A LYNX deodorant lorry was the latest to become wedged under the infamous Wootton Bassett Road bridge yesterday, causing traffic delays of almost an hour.
The HGV crashed into Running Horse Bridge at 2.15pm and tilted to the side, pulled down by the weight of its crushed cargo.
The road was closed as a specialist recovery team attempted to let down the lorry’s tyres and remove it from under the bridge.
The accident caused traffic chaos with drivers stuck in queues on both side of the road for up 45 minutes.
Tailbacks went as far back as Bath Road as the approach to the bridge from Old Town and Great Western Way was gridlocked.
A police car was sent to the scene and a transport officer posted at the junction to redirect traffic towards Redposts Drive.
A police spokesman confirmed no one had been injured in the incident.
“There were no injuries and the driver is completely fine,” he said. “We were called to the scene at 2.18pm and we had a police car there and British Transport Police were helping as well.
“We tried to let down the tyres of the lorry to help remove it from under the bridge.”
Officers at the scene said it was in a stable position.
He added: “It was a case of the lorry being one height and the bridge being another. We would ask drivers to check the height in advance.”
Officers expected the road to be closed for up to four hours as they awaited a specialist recovery team which deals with heavy duty vehicles.
Coun Fay Howard, who was driving along Wootton Bassett Road at around 2.15pm, was one of the first near the scene following the incident.
“I was driving past and I saw the lorry stuck under the bridge.
“I would like to say I was surprised but it’s happened quite a bit recently.
“I was delayed for about five minutes. It must have happened a few minutes before I got there. At least no one was injured.”
Another driver said he had been stuck in traffic for around 45 minutes yesterday afternoon.
The road was set to re-open between 6pm and 7pm.
The bridge is a notorious lorry crash spot. Its black and yellow warning beam bears the marks of many previous accidents.
In October last year a Kipling truck’s arched roof was ripped off after a driver confused by his sat nav’s misleading directions crashed into the bridge.

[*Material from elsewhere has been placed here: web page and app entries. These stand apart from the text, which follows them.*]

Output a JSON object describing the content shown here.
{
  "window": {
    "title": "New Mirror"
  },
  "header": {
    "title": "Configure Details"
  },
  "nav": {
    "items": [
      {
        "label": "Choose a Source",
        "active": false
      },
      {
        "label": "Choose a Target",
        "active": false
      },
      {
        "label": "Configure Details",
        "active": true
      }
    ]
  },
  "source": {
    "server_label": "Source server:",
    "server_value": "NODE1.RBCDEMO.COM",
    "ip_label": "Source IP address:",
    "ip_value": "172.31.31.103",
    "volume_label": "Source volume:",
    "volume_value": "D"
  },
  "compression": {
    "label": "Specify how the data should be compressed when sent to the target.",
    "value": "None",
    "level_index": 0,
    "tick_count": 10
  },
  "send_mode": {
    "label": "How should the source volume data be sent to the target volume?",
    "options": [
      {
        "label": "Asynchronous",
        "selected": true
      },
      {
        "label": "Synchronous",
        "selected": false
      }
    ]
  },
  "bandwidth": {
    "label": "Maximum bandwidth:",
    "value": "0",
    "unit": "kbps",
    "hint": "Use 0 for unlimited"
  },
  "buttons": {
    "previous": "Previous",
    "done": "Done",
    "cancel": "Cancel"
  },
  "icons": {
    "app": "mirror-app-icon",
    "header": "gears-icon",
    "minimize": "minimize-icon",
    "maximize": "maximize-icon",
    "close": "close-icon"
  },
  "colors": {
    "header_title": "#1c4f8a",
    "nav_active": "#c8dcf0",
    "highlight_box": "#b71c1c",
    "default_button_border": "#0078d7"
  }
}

In January 2013, a 32-tonne truck also got stuck under it. The driver miscalculated the height of the HGV but claimed the warning sign on the approach failed to work.